The pine beetle, a native insect that infests the bark of lodgepole pine trees, often introducing a fungus that quickly chokes off the tree’s water supply, killing it, has infected forests across millions of acres from Colorado all the way north to British Columbia.
Friday’s conference, hosted by the Colorado Bark Beetle, provided an overview of impacts of the epidemic both on the forest and on watershed, wildlife and ecosystems in addition to prompt consideration and discussion of what the future of today’s lodgepole forests might look like.
In spite of the somber subject matter, the message that came out of a morning panel at the summit was both hopeful and positive.
Tinker, along with Claudia Regan, a vegetation ecologist for the Forest Service, presented evidence that the pine beetle epidemic has not had catastrophic impacts on either water quality or wildfire risk, though the impacts on wildlife appear to be a mixed bag.
Though research is still in the early stages and is limited to very specific stands of trees, studies present an unclear picture as to whether the epidemic has made lodgepole forests more susceptible to flames.
“I don’t think we know,” Tinker said in response to the question of the bark beetle’s impact on fire danger. “It’s highly variable.

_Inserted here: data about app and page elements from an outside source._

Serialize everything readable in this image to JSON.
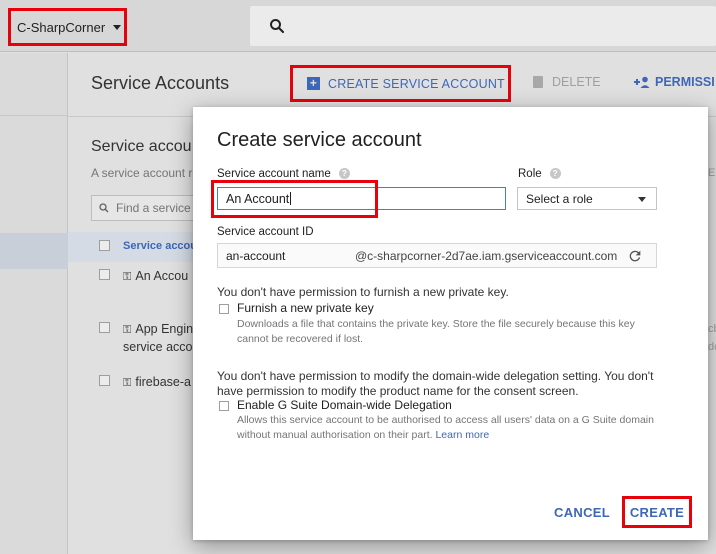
{
  "topbar": {
    "project_name": "C-SharpCorner",
    "search_icon": "search-icon"
  },
  "header": {
    "title": "Service Accounts",
    "create_label": "CREATE SERVICE ACCOUNT",
    "delete_label": "DELETE",
    "permissions_label": "PERMISSI"
  },
  "background": {
    "subtitle": "Service accou",
    "description": "A service account r",
    "filter_placeholder": "Find a service",
    "table_header": "Service accou",
    "rows": [
      {
        "line1": "An Accou",
        "line2": ""
      },
      {
        "line1": "App Engin",
        "line2": "service acco"
      },
      {
        "line1": "firebase-a",
        "line2": ""
      }
    ],
    "right_fragments": [
      "E",
      "cb",
      "dc"
    ]
  },
  "dialog": {
    "title": "Create service account",
    "name_label": "Service account name",
    "name_value": "An Account",
    "role_label": "Role",
    "role_placeholder": "Select a role",
    "id_label": "Service account ID",
    "id_value": "an-account",
    "id_suffix": "@c-sharpcorner-2d7ae.iam.gserviceaccount.com",
    "key_note": "You don't have permission to furnish a new private key.",
    "key_checkbox_label": "Furnish a new private key",
    "key_checkbox_desc": "Downloads a file that contains the private key. Store the file securely because this key cannot be recovered if lost.",
    "delegation_note": "You don't have permission to modify the domain-wide delegation setting. You don't have permission to modify the product name for the consent screen.",
    "delegation_checkbox_label": "Enable G Suite Domain-wide Delegation",
    "delegation_checkbox_desc": "Allows this service account to be authorised to access all users' data on a G Suite domain without manual authorisation on their part.",
    "learn_more": "Learn more",
    "cancel_label": "CANCEL",
    "create_label": "CREATE"
  },
  "colors": {
    "accent": "#3d67b8",
    "highlight": "#e8000b"
  }
}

It depends on fuel loads, it depends on weather conditions. There’s some forests that burn more severely and some that don’t.”
But when it comes to watershed issues, the picture is somewhat clearer.

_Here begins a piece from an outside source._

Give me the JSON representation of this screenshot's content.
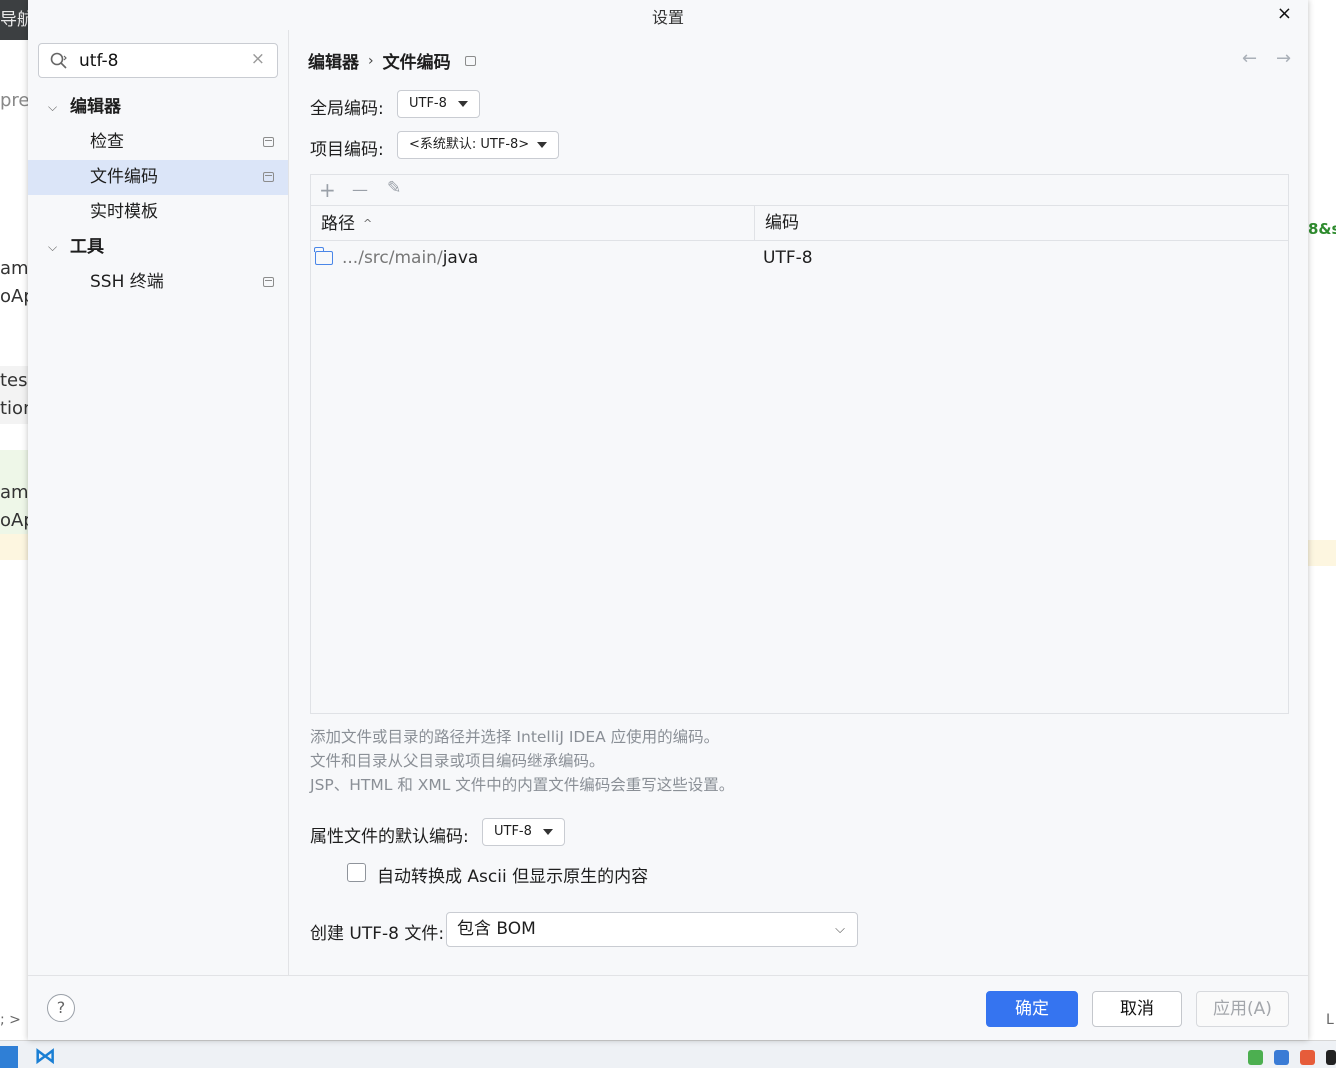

Studies have not shown increased runoff or water contamination in beetle-killed areas, and in fact watershed in tree stands that suffered from the bark beetle epidemic fared better than that in clear-cut areas, according to Regan.
Some wildlife species, on the other hand, may be negatively impacted by the acres of dead trees that now cover the mountains, she said.
Both seemed to agree, however, that the bark-beetle represented a time of change and, most likely, diversification for the infected forests. Both committed to the idea that forests are resilient and would regenerate, the experts held that the beetle-killed land might give way to more varied species of trees, which seem already to have begun to take root.